Assignment -> Using the data beneath, show every line that includes the word "from".

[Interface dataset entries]
****

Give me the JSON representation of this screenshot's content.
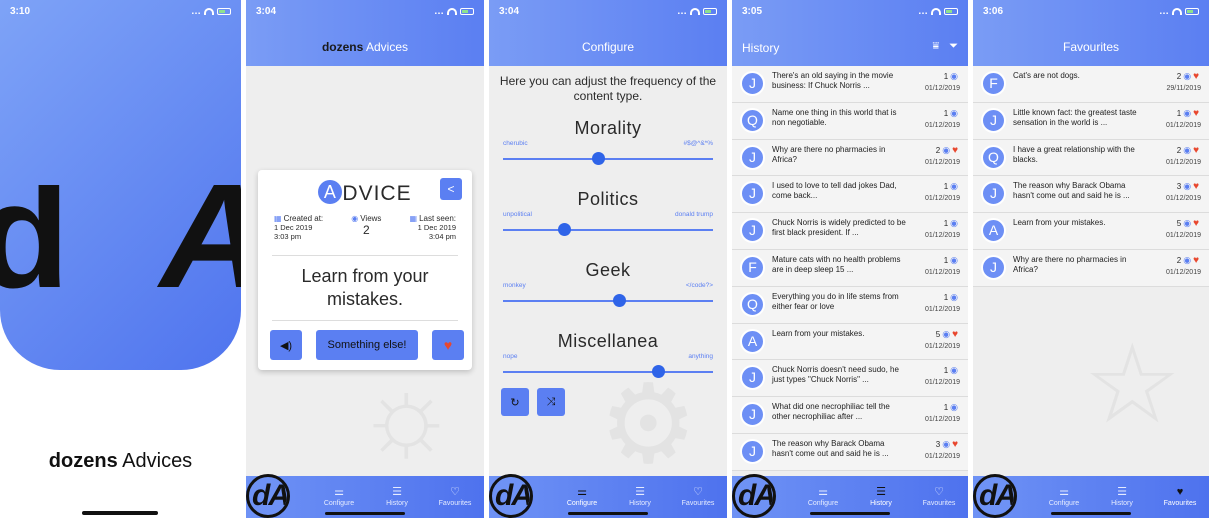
{
  "phone1": {
    "time": "3:10",
    "brand_bold": "dozens",
    "brand_rest": " Advices",
    "big_letters": [
      "d",
      "A"
    ]
  },
  "phone2": {
    "time": "3:04",
    "title_bold": "dozens",
    "title_rest": " Advices",
    "card": {
      "title_initial": "A",
      "title_rest": "DVICE",
      "created_label": "Created at:",
      "created_value_1": "1 Dec 2019",
      "created_value_2": "3:03 pm",
      "views_label": "Views",
      "views_value": "2",
      "last_seen_label": "Last seen:",
      "last_seen_value_1": "1 Dec 2019",
      "last_seen_value_2": "3:04 pm",
      "advice_text": "Learn from your mistakes.",
      "something_else": "Something else!"
    }
  },
  "phone3": {
    "time": "3:04",
    "title": "Configure",
    "intro": "Here you can adjust the frequency of the content type.",
    "sliders": [
      {
        "name": "Morality",
        "low": "cherubic",
        "high": "#$@^&*%",
        "value": 0.45
      },
      {
        "name": "Politics",
        "low": "unpolitical",
        "high": "donald trump",
        "value": 0.29
      },
      {
        "name": "Geek",
        "low": "monkey",
        "high": "</code?>",
        "value": 0.55
      },
      {
        "name": "Miscellanea",
        "low": "nope",
        "high": "anything",
        "value": 0.74
      }
    ]
  },
  "phone4": {
    "time": "3:05",
    "title": "History",
    "items": [
      {
        "initial": "J",
        "text": "There's an old saying in the movie business: If Chuck Norris ...",
        "count": "1",
        "fav": false,
        "date": "01/12/2019"
      },
      {
        "initial": "Q",
        "text": "Name one thing in this world that is non negotiable.",
        "count": "1",
        "fav": false,
        "date": "01/12/2019"
      },
      {
        "initial": "J",
        "text": "Why are there no pharmacies in Africa?",
        "count": "2",
        "fav": true,
        "date": "01/12/2019"
      },
      {
        "initial": "J",
        "text": "I used to love to tell dad jokes Dad, come back...",
        "count": "1",
        "fav": false,
        "date": "01/12/2019"
      },
      {
        "initial": "J",
        "text": "Chuck Norris is widely predicted to be first black president. If ...",
        "count": "1",
        "fav": false,
        "date": "01/12/2019"
      },
      {
        "initial": "F",
        "text": "Mature cats with no health problems are in deep sleep 15 ...",
        "count": "1",
        "fav": false,
        "date": "01/12/2019"
      },
      {
        "initial": "Q",
        "text": "Everything you do in life stems from either fear or love",
        "count": "1",
        "fav": false,
        "date": "01/12/2019"
      },
      {
        "initial": "A",
        "text": "Learn from your mistakes.",
        "count": "5",
        "fav": true,
        "date": "01/12/2019"
      },
      {
        "initial": "J",
        "text": "Chuck Norris doesn't need sudo, he just types \"Chuck Norris\" ...",
        "count": "1",
        "fav": false,
        "date": "01/12/2019"
      },
      {
        "initial": "J",
        "text": "What did one necrophiliac tell the other necrophiliac after ...",
        "count": "1",
        "fav": false,
        "date": "01/12/2019"
      },
      {
        "initial": "J",
        "text": "The reason why Barack Obama hasn't come out and said he is ...",
        "count": "3",
        "fav": true,
        "date": "01/12/2019"
      }
    ]
  },
  "phone5": {
    "time": "3:06",
    "title": "Favourites",
    "items": [
      {
        "initial": "F",
        "text": "Cat's are not dogs.",
        "count": "2",
        "date": "29/11/2019"
      },
      {
        "initial": "J",
        "text": "Little known fact: the greatest taste sensation in the world is ...",
        "count": "1",
        "date": "01/12/2019"
      },
      {
        "initial": "Q",
        "text": "I have a great relationship with the blacks.",
        "count": "2",
        "date": "01/12/2019"
      },
      {
        "initial": "J",
        "text": "The reason why Barack Obama hasn't come out and said he is ...",
        "count": "3",
        "date": "01/12/2019"
      },
      {
        "initial": "A",
        "text": "Learn from your mistakes.",
        "count": "5",
        "date": "01/12/2019"
      },
      {
        "initial": "J",
        "text": "Why are there no pharmacies in Africa?",
        "count": "2",
        "date": "01/12/2019"
      }
    ]
  },
  "tabs": {
    "configure": "Configure",
    "history": "History",
    "favourites": "Favourites"
  },
  "colors": {
    "accent": "#5b7ff2",
    "heart": "#e8472e"
  }
}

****

Exercise output ->
      "advice_text": "Learn from your mistakes.",
        "text": "Everything you do in life stems from either fear or love",
        "text": "Learn from your mistakes.",
        "text": "Learn from your mistakes.",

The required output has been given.